#### [TASK GOAL]
Every line below that contains "name" is to be copied.

(Interface dataset entries)
▬▬▬

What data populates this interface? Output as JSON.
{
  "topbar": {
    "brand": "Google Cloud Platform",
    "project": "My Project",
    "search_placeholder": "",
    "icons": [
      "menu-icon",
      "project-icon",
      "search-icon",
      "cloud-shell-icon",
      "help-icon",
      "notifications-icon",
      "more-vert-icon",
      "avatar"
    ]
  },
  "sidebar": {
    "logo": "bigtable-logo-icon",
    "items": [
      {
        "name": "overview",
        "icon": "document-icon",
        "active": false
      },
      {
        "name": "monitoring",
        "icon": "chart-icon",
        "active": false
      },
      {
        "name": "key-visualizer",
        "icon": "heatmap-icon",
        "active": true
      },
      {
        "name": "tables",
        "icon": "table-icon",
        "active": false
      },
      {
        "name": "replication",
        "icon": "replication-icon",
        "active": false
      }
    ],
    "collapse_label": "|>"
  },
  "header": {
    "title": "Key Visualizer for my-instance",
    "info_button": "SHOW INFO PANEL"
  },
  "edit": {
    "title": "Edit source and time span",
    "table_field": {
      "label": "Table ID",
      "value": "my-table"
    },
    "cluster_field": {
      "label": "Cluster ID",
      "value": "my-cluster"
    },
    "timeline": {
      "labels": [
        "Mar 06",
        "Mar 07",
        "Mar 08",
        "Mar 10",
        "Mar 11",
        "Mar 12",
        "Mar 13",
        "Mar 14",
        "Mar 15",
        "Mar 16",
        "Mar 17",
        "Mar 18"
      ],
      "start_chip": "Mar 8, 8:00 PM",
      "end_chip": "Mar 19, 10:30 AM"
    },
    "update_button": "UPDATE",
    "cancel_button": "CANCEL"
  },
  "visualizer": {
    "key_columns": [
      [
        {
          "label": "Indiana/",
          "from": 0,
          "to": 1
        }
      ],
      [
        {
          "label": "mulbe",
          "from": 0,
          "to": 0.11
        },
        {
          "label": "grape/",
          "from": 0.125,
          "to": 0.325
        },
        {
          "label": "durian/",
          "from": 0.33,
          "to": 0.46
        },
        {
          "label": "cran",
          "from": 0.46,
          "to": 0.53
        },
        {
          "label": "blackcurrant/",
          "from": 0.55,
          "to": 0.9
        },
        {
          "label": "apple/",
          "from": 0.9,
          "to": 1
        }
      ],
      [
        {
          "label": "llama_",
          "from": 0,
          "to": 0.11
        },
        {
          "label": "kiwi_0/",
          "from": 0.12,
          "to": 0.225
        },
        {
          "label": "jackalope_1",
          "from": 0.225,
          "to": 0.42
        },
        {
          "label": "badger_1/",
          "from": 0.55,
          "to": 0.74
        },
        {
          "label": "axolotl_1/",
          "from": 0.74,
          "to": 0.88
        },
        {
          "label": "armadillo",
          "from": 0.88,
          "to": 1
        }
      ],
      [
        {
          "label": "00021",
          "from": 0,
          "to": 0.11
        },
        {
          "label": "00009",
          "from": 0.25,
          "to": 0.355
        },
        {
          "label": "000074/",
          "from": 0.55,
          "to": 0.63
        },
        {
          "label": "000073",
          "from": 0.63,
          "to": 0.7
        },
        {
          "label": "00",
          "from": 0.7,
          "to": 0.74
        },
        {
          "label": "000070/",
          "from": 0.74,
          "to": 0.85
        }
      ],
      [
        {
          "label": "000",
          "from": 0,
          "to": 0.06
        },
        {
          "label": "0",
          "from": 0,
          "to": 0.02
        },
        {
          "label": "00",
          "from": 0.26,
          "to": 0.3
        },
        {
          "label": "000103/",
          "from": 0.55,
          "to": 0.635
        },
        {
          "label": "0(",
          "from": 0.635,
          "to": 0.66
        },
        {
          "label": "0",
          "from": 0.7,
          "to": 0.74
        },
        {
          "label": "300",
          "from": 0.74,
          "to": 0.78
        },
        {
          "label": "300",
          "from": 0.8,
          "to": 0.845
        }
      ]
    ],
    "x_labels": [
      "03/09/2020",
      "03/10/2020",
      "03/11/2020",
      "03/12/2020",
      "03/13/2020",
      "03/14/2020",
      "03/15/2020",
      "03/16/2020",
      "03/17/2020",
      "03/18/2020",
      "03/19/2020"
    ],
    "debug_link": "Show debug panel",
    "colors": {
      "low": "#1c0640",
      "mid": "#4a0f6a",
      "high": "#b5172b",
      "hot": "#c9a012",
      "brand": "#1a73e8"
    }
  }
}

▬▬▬

#### [REPLY TO THE TASK]
        "name": "overview",
        "name": "monitoring",
        "name": "key-visualizer",
        "name": "tables",
        "name": "replication",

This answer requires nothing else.